(Data about app and page elements)
------

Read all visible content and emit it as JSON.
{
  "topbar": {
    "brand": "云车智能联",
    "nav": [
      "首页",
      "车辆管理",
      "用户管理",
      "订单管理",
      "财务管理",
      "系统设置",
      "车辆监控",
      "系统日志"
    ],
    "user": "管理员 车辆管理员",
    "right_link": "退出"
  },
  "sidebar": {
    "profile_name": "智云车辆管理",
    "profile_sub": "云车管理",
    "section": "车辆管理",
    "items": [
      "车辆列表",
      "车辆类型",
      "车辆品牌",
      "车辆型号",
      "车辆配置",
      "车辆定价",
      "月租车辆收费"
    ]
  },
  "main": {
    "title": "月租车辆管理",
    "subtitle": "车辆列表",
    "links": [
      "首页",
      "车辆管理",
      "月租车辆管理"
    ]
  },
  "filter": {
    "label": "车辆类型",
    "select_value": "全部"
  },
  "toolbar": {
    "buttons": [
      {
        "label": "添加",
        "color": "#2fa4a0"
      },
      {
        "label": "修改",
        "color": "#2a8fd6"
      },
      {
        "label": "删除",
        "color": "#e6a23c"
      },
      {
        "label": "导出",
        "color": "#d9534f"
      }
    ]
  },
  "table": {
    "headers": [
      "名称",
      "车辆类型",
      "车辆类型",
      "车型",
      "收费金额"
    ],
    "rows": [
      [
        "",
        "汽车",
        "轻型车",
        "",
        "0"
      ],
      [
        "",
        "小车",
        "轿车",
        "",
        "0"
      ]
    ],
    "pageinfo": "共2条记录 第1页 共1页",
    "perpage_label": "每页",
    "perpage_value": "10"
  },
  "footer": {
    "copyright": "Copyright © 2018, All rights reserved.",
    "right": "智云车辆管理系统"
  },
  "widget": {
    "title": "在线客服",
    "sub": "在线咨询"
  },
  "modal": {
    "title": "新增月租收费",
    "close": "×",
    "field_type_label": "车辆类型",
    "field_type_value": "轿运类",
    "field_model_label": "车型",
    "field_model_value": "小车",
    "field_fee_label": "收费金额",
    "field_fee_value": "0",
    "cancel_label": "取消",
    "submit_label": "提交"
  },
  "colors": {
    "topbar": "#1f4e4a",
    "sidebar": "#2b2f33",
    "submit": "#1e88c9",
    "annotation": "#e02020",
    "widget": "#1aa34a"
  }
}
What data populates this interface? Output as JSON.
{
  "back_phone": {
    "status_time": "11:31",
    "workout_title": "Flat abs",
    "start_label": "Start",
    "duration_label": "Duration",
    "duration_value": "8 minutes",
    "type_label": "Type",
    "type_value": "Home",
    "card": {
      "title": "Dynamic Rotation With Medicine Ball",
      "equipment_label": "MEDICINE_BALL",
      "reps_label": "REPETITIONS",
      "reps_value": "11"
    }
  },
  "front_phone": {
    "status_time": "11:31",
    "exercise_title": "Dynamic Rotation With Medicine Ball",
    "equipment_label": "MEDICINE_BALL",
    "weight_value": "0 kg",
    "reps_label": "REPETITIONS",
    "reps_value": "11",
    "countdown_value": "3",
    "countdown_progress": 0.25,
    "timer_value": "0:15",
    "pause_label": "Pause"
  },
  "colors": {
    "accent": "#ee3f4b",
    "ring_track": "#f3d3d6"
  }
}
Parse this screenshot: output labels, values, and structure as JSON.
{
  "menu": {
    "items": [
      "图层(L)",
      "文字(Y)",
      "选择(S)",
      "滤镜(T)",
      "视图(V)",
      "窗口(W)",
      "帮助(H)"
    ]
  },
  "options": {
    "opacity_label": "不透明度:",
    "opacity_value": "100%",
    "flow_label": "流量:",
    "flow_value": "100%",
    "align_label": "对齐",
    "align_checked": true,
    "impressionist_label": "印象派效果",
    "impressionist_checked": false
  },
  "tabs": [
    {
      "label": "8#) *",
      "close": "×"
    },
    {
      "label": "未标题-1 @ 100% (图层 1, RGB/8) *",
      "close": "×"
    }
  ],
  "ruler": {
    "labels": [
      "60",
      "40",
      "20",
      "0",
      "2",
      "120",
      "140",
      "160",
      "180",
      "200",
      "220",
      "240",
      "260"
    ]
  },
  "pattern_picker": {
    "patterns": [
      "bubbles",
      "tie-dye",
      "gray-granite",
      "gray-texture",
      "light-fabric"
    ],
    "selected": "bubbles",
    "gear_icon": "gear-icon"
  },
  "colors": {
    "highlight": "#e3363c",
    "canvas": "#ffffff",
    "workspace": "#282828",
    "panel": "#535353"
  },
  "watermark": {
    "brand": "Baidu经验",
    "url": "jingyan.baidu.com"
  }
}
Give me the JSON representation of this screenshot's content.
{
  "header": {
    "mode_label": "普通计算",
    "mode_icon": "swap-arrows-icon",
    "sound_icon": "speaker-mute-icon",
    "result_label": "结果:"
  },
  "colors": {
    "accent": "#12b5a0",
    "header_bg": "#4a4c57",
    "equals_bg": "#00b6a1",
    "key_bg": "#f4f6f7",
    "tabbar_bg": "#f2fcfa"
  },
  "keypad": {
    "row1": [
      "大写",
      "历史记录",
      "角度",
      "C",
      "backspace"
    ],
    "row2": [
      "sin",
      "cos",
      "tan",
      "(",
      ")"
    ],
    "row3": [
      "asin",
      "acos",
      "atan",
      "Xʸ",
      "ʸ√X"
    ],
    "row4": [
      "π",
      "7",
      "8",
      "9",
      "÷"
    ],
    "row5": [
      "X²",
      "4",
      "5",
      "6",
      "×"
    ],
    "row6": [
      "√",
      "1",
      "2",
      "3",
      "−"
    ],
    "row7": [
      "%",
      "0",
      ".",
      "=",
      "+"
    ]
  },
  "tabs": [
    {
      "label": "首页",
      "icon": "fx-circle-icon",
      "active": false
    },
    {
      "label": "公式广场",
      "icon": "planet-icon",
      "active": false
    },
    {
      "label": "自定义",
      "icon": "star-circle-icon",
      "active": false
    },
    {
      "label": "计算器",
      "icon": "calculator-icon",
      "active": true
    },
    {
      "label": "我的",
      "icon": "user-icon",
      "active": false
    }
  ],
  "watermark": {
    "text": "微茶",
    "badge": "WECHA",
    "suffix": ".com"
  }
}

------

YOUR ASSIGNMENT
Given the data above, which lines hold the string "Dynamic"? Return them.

WRITTEN REPLY
      "title": "Dynamic Rotation With Medicine Ball",
    "exercise_title": "Dynamic Rotation With Medicine Ball",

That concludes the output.